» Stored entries
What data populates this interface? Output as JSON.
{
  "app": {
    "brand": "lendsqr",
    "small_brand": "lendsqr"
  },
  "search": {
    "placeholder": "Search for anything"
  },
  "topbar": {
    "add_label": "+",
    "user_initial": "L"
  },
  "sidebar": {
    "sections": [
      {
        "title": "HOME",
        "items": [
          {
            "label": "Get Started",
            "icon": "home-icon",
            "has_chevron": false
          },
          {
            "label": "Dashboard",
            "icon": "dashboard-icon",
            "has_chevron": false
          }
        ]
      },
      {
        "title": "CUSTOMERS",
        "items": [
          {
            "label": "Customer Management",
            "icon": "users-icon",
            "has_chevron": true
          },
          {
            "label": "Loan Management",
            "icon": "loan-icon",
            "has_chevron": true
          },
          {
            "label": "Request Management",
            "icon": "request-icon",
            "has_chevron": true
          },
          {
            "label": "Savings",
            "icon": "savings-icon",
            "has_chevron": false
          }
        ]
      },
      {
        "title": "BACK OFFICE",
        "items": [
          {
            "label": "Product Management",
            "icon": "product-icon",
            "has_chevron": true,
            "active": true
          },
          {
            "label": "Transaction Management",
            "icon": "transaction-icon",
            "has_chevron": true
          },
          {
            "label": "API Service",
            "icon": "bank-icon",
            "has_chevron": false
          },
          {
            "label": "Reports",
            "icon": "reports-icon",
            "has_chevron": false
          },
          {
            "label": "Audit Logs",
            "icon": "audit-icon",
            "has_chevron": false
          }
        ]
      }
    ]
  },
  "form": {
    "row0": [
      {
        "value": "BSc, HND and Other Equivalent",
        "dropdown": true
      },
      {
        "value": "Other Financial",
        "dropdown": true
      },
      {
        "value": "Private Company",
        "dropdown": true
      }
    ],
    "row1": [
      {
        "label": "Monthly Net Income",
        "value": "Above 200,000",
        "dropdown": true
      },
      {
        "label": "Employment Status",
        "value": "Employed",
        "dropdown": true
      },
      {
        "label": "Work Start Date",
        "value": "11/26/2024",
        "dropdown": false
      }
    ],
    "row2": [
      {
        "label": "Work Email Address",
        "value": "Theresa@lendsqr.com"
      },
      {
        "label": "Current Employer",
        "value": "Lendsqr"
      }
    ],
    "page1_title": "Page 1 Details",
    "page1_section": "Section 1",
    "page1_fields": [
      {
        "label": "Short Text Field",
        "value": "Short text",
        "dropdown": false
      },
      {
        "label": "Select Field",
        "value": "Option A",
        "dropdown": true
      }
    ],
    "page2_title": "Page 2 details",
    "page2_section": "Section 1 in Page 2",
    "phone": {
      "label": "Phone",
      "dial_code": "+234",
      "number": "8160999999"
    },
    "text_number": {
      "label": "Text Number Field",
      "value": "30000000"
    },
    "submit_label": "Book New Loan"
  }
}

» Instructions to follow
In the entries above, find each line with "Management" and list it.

» Task solution
            "label": "Customer Management",
            "label": "Loan Management",
            "label": "Request Management",
            "label": "Product Management",
            "label": "Transaction Management",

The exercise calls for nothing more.